Nokia N73 Smartphone Review
N73 is a phone running on Symbian Operating System with S60 interface. The version of system is v.9.1, which is the latest one up to now that's why it's similar to other phones by the manufacturer, like the E70 and N80 for example. This version of the S60 allows for various resolutions of the displays (the old 176x208 used in earlier Nokia smartphones and the new bigger 240x320 and 352x416), which helps for better image quality, as well as for more convenient reading of webpages, where resolution is more important than physical size. Another cool extra is the support of using the whole operating system in landscape mode something that has been successfully done in WM for Pocket PCs.
The rest of the display, below them, is used for notifications this is where missed calls, upcoming tasks (or To-Do in the calendar), received messages are displayed, as well as the music player status (the song that's played at the moment). The various capabilities of this Active Desk can be set to serve you best. It resembles a well-personalized homescreen of a Pocket PC with Windows Mobile OS and is really useful and pleasant to use, and it saves a lot of time. Located at the bottom of the screen are the two software buttons which can also be personalized from the Settings menu.
The main menu can be viewed as 3x4 grid of icons that can also be displayed as a list (it's chosen directly from the main menu) but the icons are not animated in both cases. The keypad buttons can be used as shortcuts a function which is much better implemented than version 6 of the S60 interface but still a lot of things should be changed: as the menu not always holds 12 icons (they can be more or less), scrolling up/down shows you different ones that should be associated with the keypad but they're not. If you press 3 while at the highest part of the grid, you'll select the icon located at the top right corner. But if you scroll down to reveal the other icons in this menu, pressing the 3 button will still open the afore-mentioned menu, not the one currently located at the top right of your screen; so these shortcuts only relate to the first 12 icons in a particular menu, while the rest (if there are any) remain without any shortcuts. If a button's function is dynamic and corresponds to the grid in the menu, you can click the button for a given menu without even thinking about it. Thus, you save the time you usually need to walk around the menus, using the joystick.
The menu can be personalized by using themes, and if you combine various screensavers and personalized homescreens, two identical phones can look quite different. Definitely, the operating system provides many good personalization options, so it can be compared to the most advanced system, according to us WM for Pocket PCs.
The Contacts menu is almost the same as the one in the older version of the S60 interface. All the contacts are displayed as a list and if there's a picture ID, it can be seen in the top left corner of the screen as a thumbnail with a very small size (it's the same when you have an incoming call and that's why we find this feature useless) when you select the contact.
If you want to search, you type in directly from the keypad and searching is done for the whole name (not only the first word), even if the name is saved in more than one field (first and last name for example). If you want to edit a contact , you can only change the already defined fields.
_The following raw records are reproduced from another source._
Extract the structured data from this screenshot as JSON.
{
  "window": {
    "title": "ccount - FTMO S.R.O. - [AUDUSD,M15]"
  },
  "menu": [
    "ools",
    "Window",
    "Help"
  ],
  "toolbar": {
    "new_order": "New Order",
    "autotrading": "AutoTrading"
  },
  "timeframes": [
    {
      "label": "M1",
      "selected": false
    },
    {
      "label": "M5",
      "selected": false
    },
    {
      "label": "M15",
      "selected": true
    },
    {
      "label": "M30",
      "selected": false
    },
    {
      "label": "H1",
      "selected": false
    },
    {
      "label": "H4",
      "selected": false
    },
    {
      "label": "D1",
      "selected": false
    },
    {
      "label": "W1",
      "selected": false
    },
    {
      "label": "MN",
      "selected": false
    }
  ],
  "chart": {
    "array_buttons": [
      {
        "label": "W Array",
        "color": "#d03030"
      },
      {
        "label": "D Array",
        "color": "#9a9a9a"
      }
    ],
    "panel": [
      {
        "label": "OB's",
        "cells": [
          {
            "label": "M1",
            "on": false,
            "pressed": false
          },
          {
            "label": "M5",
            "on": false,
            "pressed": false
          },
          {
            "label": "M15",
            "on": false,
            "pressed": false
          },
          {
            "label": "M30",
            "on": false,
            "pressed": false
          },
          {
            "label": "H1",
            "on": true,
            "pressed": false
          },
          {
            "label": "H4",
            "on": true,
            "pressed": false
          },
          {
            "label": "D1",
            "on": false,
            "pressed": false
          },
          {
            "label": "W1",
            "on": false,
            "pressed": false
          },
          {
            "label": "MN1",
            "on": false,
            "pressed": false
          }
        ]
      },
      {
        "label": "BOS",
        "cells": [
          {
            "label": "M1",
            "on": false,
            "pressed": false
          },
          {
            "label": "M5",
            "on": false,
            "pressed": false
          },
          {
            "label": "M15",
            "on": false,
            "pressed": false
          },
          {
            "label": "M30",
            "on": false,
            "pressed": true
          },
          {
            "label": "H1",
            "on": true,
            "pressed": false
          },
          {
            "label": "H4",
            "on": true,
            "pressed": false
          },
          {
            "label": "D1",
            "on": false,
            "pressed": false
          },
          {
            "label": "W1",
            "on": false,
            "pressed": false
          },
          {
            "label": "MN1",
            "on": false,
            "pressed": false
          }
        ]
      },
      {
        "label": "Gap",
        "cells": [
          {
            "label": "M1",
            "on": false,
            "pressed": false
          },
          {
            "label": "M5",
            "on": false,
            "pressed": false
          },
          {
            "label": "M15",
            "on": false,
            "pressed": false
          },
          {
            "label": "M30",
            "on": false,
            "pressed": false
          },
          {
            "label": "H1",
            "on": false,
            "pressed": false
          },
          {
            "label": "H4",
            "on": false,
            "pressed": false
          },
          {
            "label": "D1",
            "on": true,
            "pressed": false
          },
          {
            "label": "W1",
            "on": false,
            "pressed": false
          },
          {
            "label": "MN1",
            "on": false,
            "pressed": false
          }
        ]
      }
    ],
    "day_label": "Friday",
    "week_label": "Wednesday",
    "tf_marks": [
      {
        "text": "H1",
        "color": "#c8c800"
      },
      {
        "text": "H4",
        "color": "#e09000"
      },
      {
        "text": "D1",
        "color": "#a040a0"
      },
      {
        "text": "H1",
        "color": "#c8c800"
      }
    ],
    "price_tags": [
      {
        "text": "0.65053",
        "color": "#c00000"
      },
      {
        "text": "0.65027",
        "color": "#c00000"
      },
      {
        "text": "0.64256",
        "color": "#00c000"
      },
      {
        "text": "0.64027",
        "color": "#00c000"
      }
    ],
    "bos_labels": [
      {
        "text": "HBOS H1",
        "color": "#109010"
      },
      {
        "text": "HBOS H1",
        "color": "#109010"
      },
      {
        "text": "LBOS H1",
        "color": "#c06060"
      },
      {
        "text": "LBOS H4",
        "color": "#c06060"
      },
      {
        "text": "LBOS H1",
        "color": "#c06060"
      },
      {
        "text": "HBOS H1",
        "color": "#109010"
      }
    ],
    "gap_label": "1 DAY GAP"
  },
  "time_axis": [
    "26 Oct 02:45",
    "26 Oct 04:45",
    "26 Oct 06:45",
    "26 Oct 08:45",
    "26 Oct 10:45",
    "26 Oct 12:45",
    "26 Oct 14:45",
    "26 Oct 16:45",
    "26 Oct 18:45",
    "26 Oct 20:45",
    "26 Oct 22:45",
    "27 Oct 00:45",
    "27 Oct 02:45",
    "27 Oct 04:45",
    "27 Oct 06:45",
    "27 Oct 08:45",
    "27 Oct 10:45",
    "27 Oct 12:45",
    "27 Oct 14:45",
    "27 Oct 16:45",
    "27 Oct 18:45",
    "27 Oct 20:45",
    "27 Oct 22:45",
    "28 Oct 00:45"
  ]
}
For adding more information you need to select the Add Detail menu. When adding a new contact you are provided with the basic fields, but with the Add Detail function you have almost no restrictions on the fields and their number and you can add a lot of phone numbers.
The phone has a set of voice commands they are speaker independent and you don't have to train every command, something that can save you a lot of precious time. By holding the right soft key, the recognizer turns on and you can say a name (from the phonebook) to be dialed. Names like Father, Brother, test, John and Neo were no problem, but we had no success with others like Amy for example.
The commands can activate various programs or perform different functions, like New SMS for example, but a list with different capabilities must be added to the menu - not all of them are added by default so that they're easier to recognize with any speaker thus by adding only the ones you need you can achieve best possible accuracy without the annoying training and it works, the voice commands were very accurate and we rarely experienced mistakes when launching applications.